    1. Yumna Jawad says:

      Wow love that substitute! Thanks so much for sharing!

  9. Jessica Phan says:

    Hi, Yumna,

    Can you substitute anything for the breadcrumbs, for those who are gluten avoidant?


    1. Yumna Jawad says:

      I would try almond flour!

  10. Yumna Jawad says:

    Oh it’s possible! I don’t have easy access to those peppers those, so I like using red peppers.

  11. Casey says:

    This is a really good and simple recipe! I used the Trader Joe’s jar of roasted red peppers. Good!

    1. Yumna Jawad says:

      That’s perfect! So glad you liked it!

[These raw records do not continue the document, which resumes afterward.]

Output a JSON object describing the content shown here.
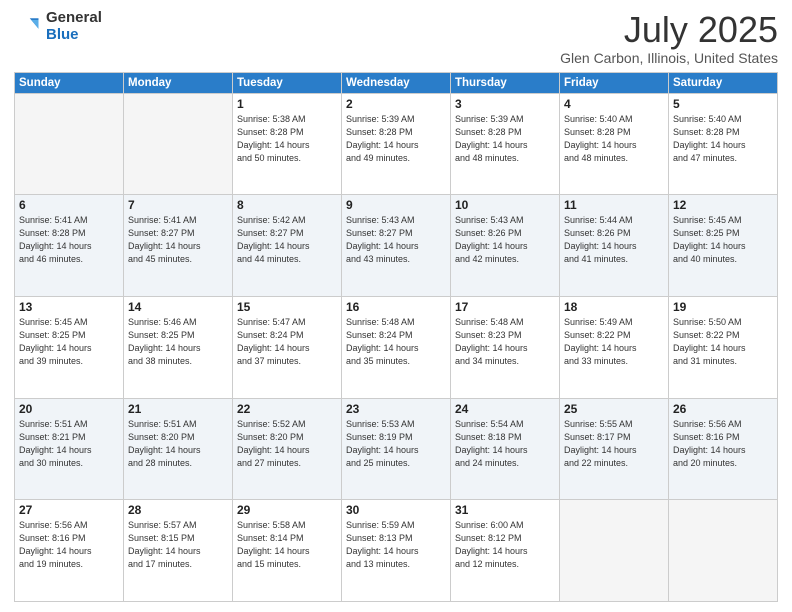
{
  "header": {
    "logo_general": "General",
    "logo_blue": "Blue",
    "month": "July 2025",
    "location": "Glen Carbon, Illinois, United States"
  },
  "days_of_week": [
    "Sunday",
    "Monday",
    "Tuesday",
    "Wednesday",
    "Thursday",
    "Friday",
    "Saturday"
  ],
  "weeks": [
    [
      {
        "day": "",
        "info": ""
      },
      {
        "day": "",
        "info": ""
      },
      {
        "day": "1",
        "info": "Sunrise: 5:38 AM\nSunset: 8:28 PM\nDaylight: 14 hours\nand 50 minutes."
      },
      {
        "day": "2",
        "info": "Sunrise: 5:39 AM\nSunset: 8:28 PM\nDaylight: 14 hours\nand 49 minutes."
      },
      {
        "day": "3",
        "info": "Sunrise: 5:39 AM\nSunset: 8:28 PM\nDaylight: 14 hours\nand 48 minutes."
      },
      {
        "day": "4",
        "info": "Sunrise: 5:40 AM\nSunset: 8:28 PM\nDaylight: 14 hours\nand 48 minutes."
      },
      {
        "day": "5",
        "info": "Sunrise: 5:40 AM\nSunset: 8:28 PM\nDaylight: 14 hours\nand 47 minutes."
      }
    ],
    [
      {
        "day": "6",
        "info": "Sunrise: 5:41 AM\nSunset: 8:28 PM\nDaylight: 14 hours\nand 46 minutes."
      },
      {
        "day": "7",
        "info": "Sunrise: 5:41 AM\nSunset: 8:27 PM\nDaylight: 14 hours\nand 45 minutes."
      },
      {
        "day": "8",
        "info": "Sunrise: 5:42 AM\nSunset: 8:27 PM\nDaylight: 14 hours\nand 44 minutes."
      },
      {
        "day": "9",
        "info": "Sunrise: 5:43 AM\nSunset: 8:27 PM\nDaylight: 14 hours\nand 43 minutes."
      },
      {
        "day": "10",
        "info": "Sunrise: 5:43 AM\nSunset: 8:26 PM\nDaylight: 14 hours\nand 42 minutes."
      },
      {
        "day": "11",
        "info": "Sunrise: 5:44 AM\nSunset: 8:26 PM\nDaylight: 14 hours\nand 41 minutes."
      },
      {
        "day": "12",
        "info": "Sunrise: 5:45 AM\nSunset: 8:25 PM\nDaylight: 14 hours\nand 40 minutes."
      }
    ],
    [
      {
        "day": "13",
        "info": "Sunrise: 5:45 AM\nSunset: 8:25 PM\nDaylight: 14 hours\nand 39 minutes."
      },
      {
        "day": "14",
        "info": "Sunrise: 5:46 AM\nSunset: 8:25 PM\nDaylight: 14 hours\nand 38 minutes."
      },
      {
        "day": "15",
        "info": "Sunrise: 5:47 AM\nSunset: 8:24 PM\nDaylight: 14 hours\nand 37 minutes."
      },
      {
        "day": "16",
        "info": "Sunrise: 5:48 AM\nSunset: 8:24 PM\nDaylight: 14 hours\nand 35 minutes."
      },
      {
        "day": "17",
        "info": "Sunrise: 5:48 AM\nSunset: 8:23 PM\nDaylight: 14 hours\nand 34 minutes."
      },
      {
        "day": "18",
        "info": "Sunrise: 5:49 AM\nSunset: 8:22 PM\nDaylight: 14 hours\nand 33 minutes."
      },
      {
        "day": "19",
        "info": "Sunrise: 5:50 AM\nSunset: 8:22 PM\nDaylight: 14 hours\nand 31 minutes."
      }
    ],
    [
      {
        "day": "20",
        "info": "Sunrise: 5:51 AM\nSunset: 8:21 PM\nDaylight: 14 hours\nand 30 minutes."
      },
      {
        "day": "21",
        "info": "Sunrise: 5:51 AM\nSunset: 8:20 PM\nDaylight: 14 hours\nand 28 minutes."
      },
      {
        "day": "22",
        "info": "Sunrise: 5:52 AM\nSunset: 8:20 PM\nDaylight: 14 hours\nand 27 minutes."
      },
      {
        "day": "23",
        "info": "Sunrise: 5:53 AM\nSunset: 8:19 PM\nDaylight: 14 hours\nand 25 minutes."
      },
      {
        "day": "24",
        "info": "Sunrise: 5:54 AM\nSunset: 8:18 PM\nDaylight: 14 hours\nand 24 minutes."
      },
      {
        "day": "25",
        "info": "Sunrise: 5:55 AM\nSunset: 8:17 PM\nDaylight: 14 hours\nand 22 minutes."
      },
      {
        "day": "26",
        "info": "Sunrise: 5:56 AM\nSunset: 8:16 PM\nDaylight: 14 hours\nand 20 minutes."
      }
    ],
    [
      {
        "day": "27",
        "info": "Sunrise: 5:56 AM\nSunset: 8:16 PM\nDaylight: 14 hours\nand 19 minutes."
      },
      {
        "day": "28",
        "info": "Sunrise: 5:57 AM\nSunset: 8:15 PM\nDaylight: 14 hours\nand 17 minutes."
      },
      {
        "day": "29",
        "info": "Sunrise: 5:58 AM\nSunset: 8:14 PM\nDaylight: 14 hours\nand 15 minutes."
      },
      {
        "day": "30",
        "info": "Sunrise: 5:59 AM\nSunset: 8:13 PM\nDaylight: 14 hours\nand 13 minutes."
      },
      {
        "day": "31",
        "info": "Sunrise: 6:00 AM\nSunset: 8:12 PM\nDaylight: 14 hours\nand 12 minutes."
      },
      {
        "day": "",
        "info": ""
      },
      {
        "day": "",
        "info": ""
      }
    ]
  ]
}
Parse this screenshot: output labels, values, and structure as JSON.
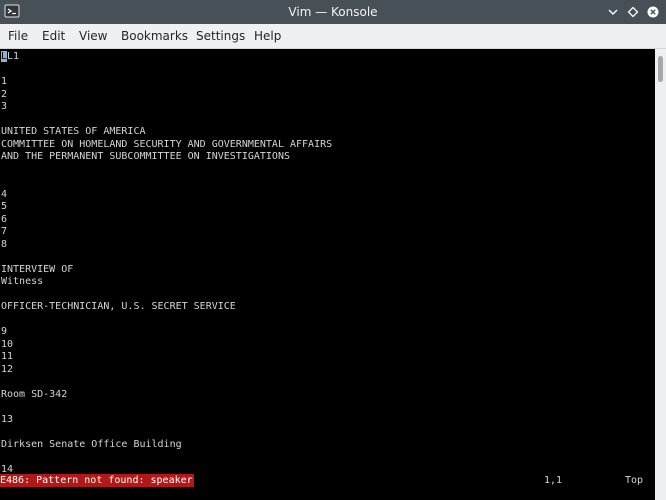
{
  "window": {
    "title": "Vim — Konsole",
    "app_icon": "terminal-icon",
    "controls": [
      "minimize-icon",
      "maximize-icon",
      "close-icon"
    ]
  },
  "menu": {
    "items": [
      "File",
      "Edit",
      "View",
      "Bookmarks",
      "Settings",
      "Help"
    ]
  },
  "terminal": {
    "background": "#000000",
    "foreground": "#d5d5d5",
    "cursor_color": "#8fb3d8",
    "first_line": {
      "cursor_char": "L",
      "rest": "L1"
    },
    "lines": [
      "",
      "1",
      "2",
      "3",
      "",
      "UNITED STATES OF AMERICA",
      "COMMITTEE ON HOMELAND SECURITY AND GOVERNMENTAL AFFAIRS",
      "AND THE PERMANENT SUBCOMMITTEE ON INVESTIGATIONS",
      "",
      "",
      "4",
      "5",
      "6",
      "7",
      "8",
      "",
      "INTERVIEW OF",
      "Witness",
      "",
      "OFFICER-TECHNICIAN, U.S. SECRET SERVICE",
      "",
      "9",
      "10",
      "11",
      "12",
      "",
      "Room SD-342",
      "",
      "13",
      "",
      "Dirksen Senate Office Building",
      "",
      "14"
    ],
    "status": {
      "error_message": "E486: Pattern not found: speaker",
      "error_color": "#b21818",
      "position": "1,1",
      "scroll": "Top"
    }
  }
}
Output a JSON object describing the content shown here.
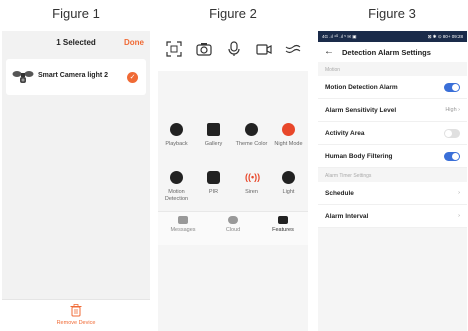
{
  "captions": [
    "Figure 1",
    "Figure 2",
    "Figure 3"
  ],
  "panel1": {
    "title": "1 Selected",
    "done_label": "Done",
    "device_name": "Smart Camera light 2",
    "device_icon": "camera-light-icon",
    "selected_icon": "check-icon",
    "footer_label": "Remove Device",
    "footer_icon": "trash-icon",
    "accent": "#f06a35"
  },
  "panel2": {
    "toolbar_icons": [
      "screenshot-icon",
      "camera-icon",
      "microphone-icon",
      "video-record-icon",
      "collapse-icon"
    ],
    "features": [
      {
        "label": "Playback",
        "icon": "playback-icon"
      },
      {
        "label": "Gallery",
        "icon": "gallery-icon"
      },
      {
        "label": "Theme Color",
        "icon": "theme-color-icon"
      },
      {
        "label": "Night Mode",
        "icon": "night-mode-icon"
      },
      {
        "label": "Motion Detection",
        "icon": "motion-detection-icon"
      },
      {
        "label": "PIR",
        "icon": "pir-icon"
      },
      {
        "label": "Siren",
        "icon": "siren-icon"
      },
      {
        "label": "Light",
        "icon": "light-icon"
      }
    ],
    "tabs": [
      {
        "label": "Messages",
        "icon": "messages-icon"
      },
      {
        "label": "Cloud",
        "icon": "cloud-icon"
      },
      {
        "label": "Features",
        "icon": "features-icon"
      }
    ]
  },
  "panel3": {
    "status_left": "4G .ıl ⁴ᴳ .ıl ⁵ ✉ ▣",
    "status_right": "⊠ ✱ ⊙ 80+ 09:28",
    "title": "Detection Alarm Settings",
    "section1": "Motion",
    "motion_alarm": "Motion Detection Alarm",
    "sensitivity_label": "Alarm Sensitivity Level",
    "sensitivity_value": "High",
    "activity_area": "Activity Area",
    "human_filter": "Human Body Filtering",
    "section2": "Alarm Timer Settings",
    "schedule": "Schedule",
    "alarm_interval": "Alarm Interval",
    "toggle_on_color": "#3a6fd8",
    "toggles": {
      "motion_alarm": true,
      "activity_area": false,
      "human_filter": true
    }
  }
}
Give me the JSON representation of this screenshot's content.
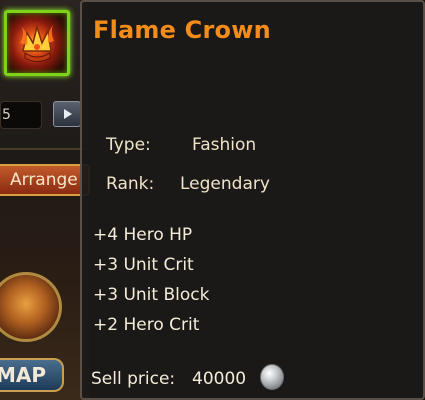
{
  "left_panel": {
    "quantity_value": "5",
    "arrange_label": "Arrange",
    "map_label": "MAP"
  },
  "tooltip": {
    "title": "Flame Crown",
    "type_label": "Type:",
    "type_value": "Fashion",
    "rank_label": "Rank:",
    "rank_value": "Legendary",
    "stats": [
      "+4 Hero HP",
      "+3 Unit Crit",
      "+3 Unit Block",
      "+2 Hero Crit"
    ],
    "sell_label": "Sell price:",
    "sell_value": "40000",
    "currency_icon": "silver-coin-icon"
  },
  "colors": {
    "title": "#f28c1a",
    "slot_border": "#7fd21a",
    "text": "#efe3c8"
  }
}
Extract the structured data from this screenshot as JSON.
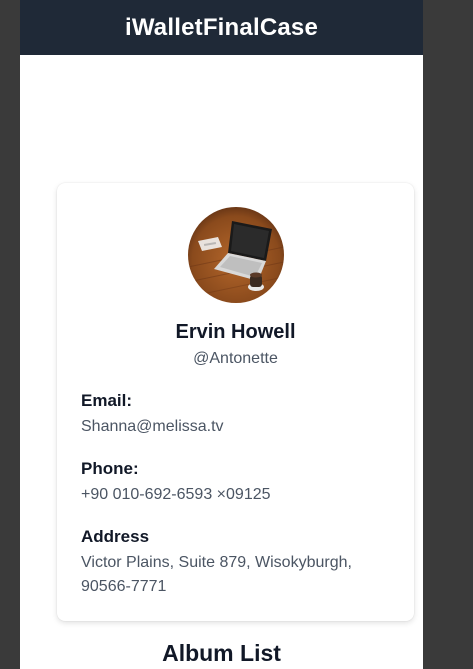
{
  "app": {
    "title": "iWalletFinalCase"
  },
  "profile": {
    "avatar_icon": "laptop-photo",
    "name": "Ervin Howell",
    "username": "@Antonette",
    "email_label": "Email:",
    "email": "Shanna@melissa.tv",
    "phone_label": "Phone:",
    "phone": "+90 010-692-6593 ×09125",
    "address_label": "Address",
    "address": "Victor Plains, Suite 879, Wisokyburgh, 90566-7771"
  },
  "albums": {
    "title": "Album List"
  },
  "colors": {
    "header_bg": "#1f2937",
    "page_bg": "#ffffff",
    "text_primary": "#111827",
    "text_secondary": "#4b5563"
  }
}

  12. Sneha says:

    Hi I love all the recipes for the dips, can u suggest if I have to store them which the best way and for how many days it will b good. Looking forward for more of your veg recipes.

    1. Yumna Jawad says:

      Thanks so much! I appreciate that! For storing, I recommend using an airtight container (that’s not too big for the amount left to reduce any oxidation) and you can store it for up to 7 days.

  13. Sassy says:

    I have made this a few times now and love it! I have tried it with different nuts and the onethat I think comes closest to the walnuts in texture when whizzed down are pecans. I also tried it with cashews as I had them on hand and it worked really well also. I think as a good cheat, ground almonds work well, but when I tried with whole almonds I just couldn’t get the right consistency, maybe my food processor just wasn’t strong enough? But this dip is superb! Thanks so much for sharing it! I love that it is vegan (unless you use the lemon juice honey option) and it is a great (if not authentic) addition to a bean burrito (I smear it on the tortilla before adding my beans, Mexican rice, veggies and guacamole. It adds a great sweet and tart element along with a bit of heat in a different way from the Mexican rice).

    1. Yumna Jawad says:

      I love that you made it a few times already and tried it with a variety of nuts! It’s such a versatile dip and it’s amazing to see you using it in a tortilla as well. Thanks so much for sharing with me!!

  14. Fred says:

    Super ?

    1. Yumna Jawad says:

      Thank you Fred!